• Data for review:
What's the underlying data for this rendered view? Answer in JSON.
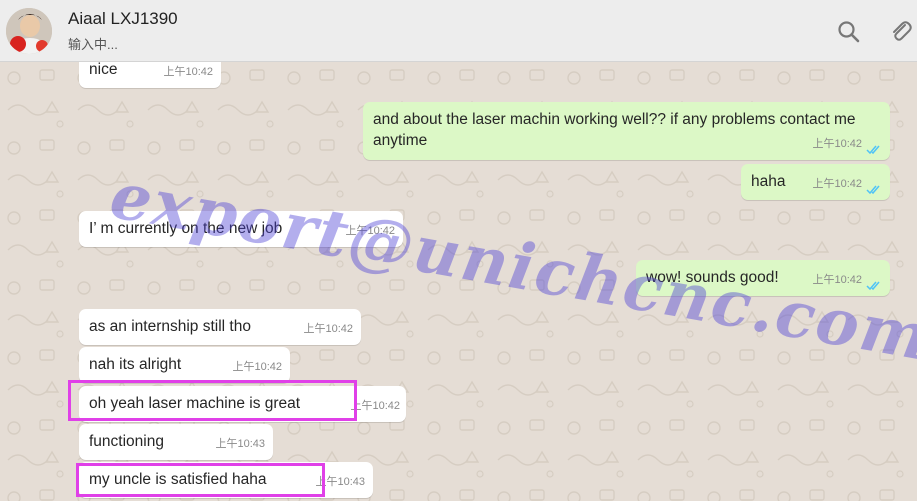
{
  "header": {
    "contact_name": "Aiaal LXJ1390",
    "status": "输入中..."
  },
  "messages": [
    {
      "text": "nice",
      "time": "上午10:42",
      "side": "in"
    },
    {
      "text": "and about the laser machin working well?? if any problems contact me anytime",
      "time": "上午10:42",
      "side": "out",
      "read": true
    },
    {
      "text": "haha",
      "time": "上午10:42",
      "side": "out",
      "read": true
    },
    {
      "text": "I’ m currently on the new job",
      "time": "上午10:42",
      "side": "in"
    },
    {
      "text": "wow! sounds good!",
      "time": "上午10:42",
      "side": "out",
      "read": true
    },
    {
      "text": "as an internship still tho",
      "time": "上午10:42",
      "side": "in"
    },
    {
      "text": "nah its alright",
      "time": "上午10:42",
      "side": "in"
    },
    {
      "text": "oh yeah laser machine is great",
      "time": "上午10:42",
      "side": "in",
      "highlighted": true
    },
    {
      "text": "functioning",
      "time": "上午10:43",
      "side": "in"
    },
    {
      "text": "my uncle is satisfied haha",
      "time": "上午10:43",
      "side": "in",
      "highlighted": true
    }
  ],
  "watermark": "export@unichcnc.com",
  "colors": {
    "outgoing_bubble": "#dcf8c6",
    "incoming_bubble": "#ffffff",
    "chat_background": "#e5ddd5",
    "read_ticks": "#4fc3f7",
    "highlight_box": "#e040e8"
  },
  "icons": [
    "search-icon",
    "attach-icon",
    "double-check-icon"
  ]
}
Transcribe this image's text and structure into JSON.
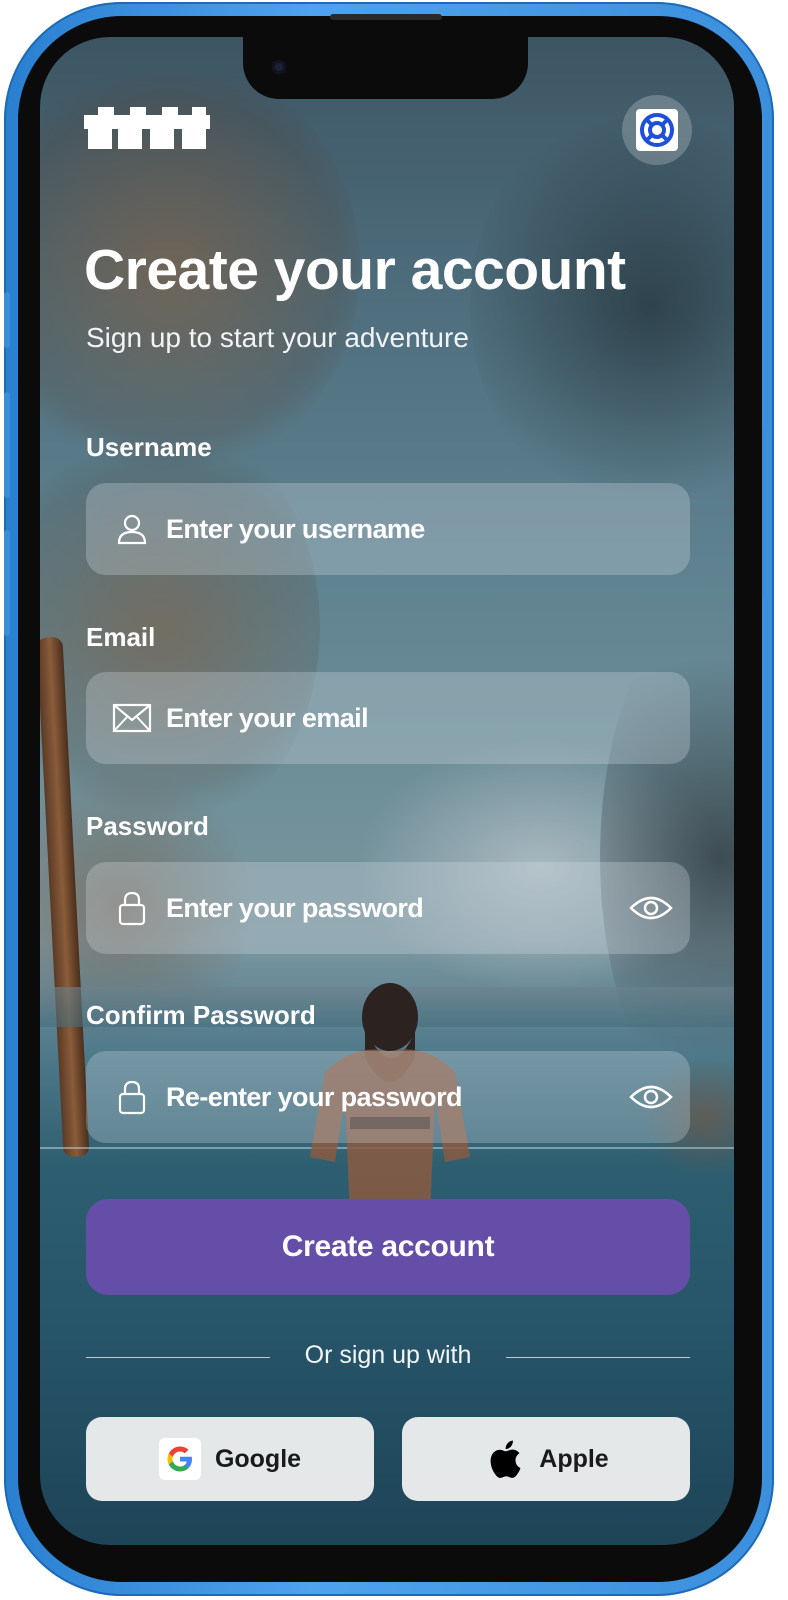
{
  "header": {
    "logo_icon": "brand-logo",
    "help_icon": "lifebuoy-icon"
  },
  "page": {
    "title": "Create your account",
    "subtitle": "Sign up to start your adventure"
  },
  "form": {
    "username": {
      "label": "Username",
      "placeholder": "Enter your username",
      "icon": "user-icon"
    },
    "email": {
      "label": "Email",
      "placeholder": "Enter your email",
      "icon": "mail-icon"
    },
    "password": {
      "label": "Password",
      "placeholder": "Enter your password",
      "icon": "lock-icon",
      "toggle_icon": "eye-icon"
    },
    "confirm_password": {
      "label": "Confirm Password",
      "placeholder": "Re-enter your password",
      "icon": "lock-icon",
      "toggle_icon": "eye-icon"
    }
  },
  "actions": {
    "submit_label": "Create account",
    "divider_text": "Or sign up with",
    "google_label": "Google",
    "apple_label": "Apple"
  },
  "colors": {
    "primary": "#654ea7",
    "device_frame": "#3b8fdc"
  }
}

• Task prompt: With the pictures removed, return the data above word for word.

• Solution for this problem:
What's the underlying data for this rendered view? Answer in JSON.
{
  "header": {
    "contact_name": "Aiaal LXJ1390",
    "status": "输入中..."
  },
  "messages": [
    {
      "text": "nice",
      "time": "上午10:42",
      "side": "in"
    },
    {
      "text": "and about the laser machin working well?? if any problems contact me anytime",
      "time": "上午10:42",
      "side": "out",
      "read": true
    },
    {
      "text": "haha",
      "time": "上午10:42",
      "side": "out",
      "read": true
    },
    {
      "text": "I’ m currently on the new job",
      "time": "上午10:42",
      "side": "in"
    },
    {
      "text": "wow! sounds good!",
      "time": "上午10:42",
      "side": "out",
      "read": true
    },
    {
      "text": "as an internship still tho",
      "time": "上午10:42",
      "side": "in"
    },
    {
      "text": "nah its alright",
      "time": "上午10:42",
      "side": "in"
    },
    {
      "text": "oh yeah laser machine is great",
      "time": "上午10:42",
      "side": "in",
      "highlighted": true
    },
    {
      "text": "functioning",
      "time": "上午10:43",
      "side": "in"
    },
    {
      "text": "my uncle is satisfied haha",
      "time": "上午10:43",
      "side": "in",
      "highlighted": true
    }
  ],
  "watermark": "export@unichcnc.com",
  "colors": {
    "outgoing_bubble": "#dcf8c6",
    "incoming_bubble": "#ffffff",
    "chat_background": "#e5ddd5",
    "read_ticks": "#4fc3f7",
    "highlight_box": "#e040e8"
  },
  "icons": [
    "search-icon",
    "attach-icon",
    "double-check-icon"
  ]
}
Transcribe this image's text and structure into JSON.
{
  "header": {
    "logo_icon": "brand-logo",
    "help_icon": "lifebuoy-icon"
  },
  "page": {
    "title": "Create your account",
    "subtitle": "Sign up to start your adventure"
  },
  "form": {
    "username": {
      "label": "Username",
      "placeholder": "Enter your username",
      "icon": "user-icon"
    },
    "email": {
      "label": "Email",
      "placeholder": "Enter your email",
      "icon": "mail-icon"
    },
    "password": {
      "label": "Password",
      "placeholder": "Enter your password",
      "icon": "lock-icon",
      "toggle_icon": "eye-icon"
    },
    "confirm_password": {
      "label": "Confirm Password",
      "placeholder": "Re-enter your password",
      "icon": "lock-icon",
      "toggle_icon": "eye-icon"
    }
  },
  "actions": {
    "submit_label": "Create account",
    "divider_text": "Or sign up with",
    "google_label": "Google",
    "apple_label": "Apple"
  },
  "colors": {
    "primary": "#654ea7",
    "device_frame": "#3b8fdc"
  }
}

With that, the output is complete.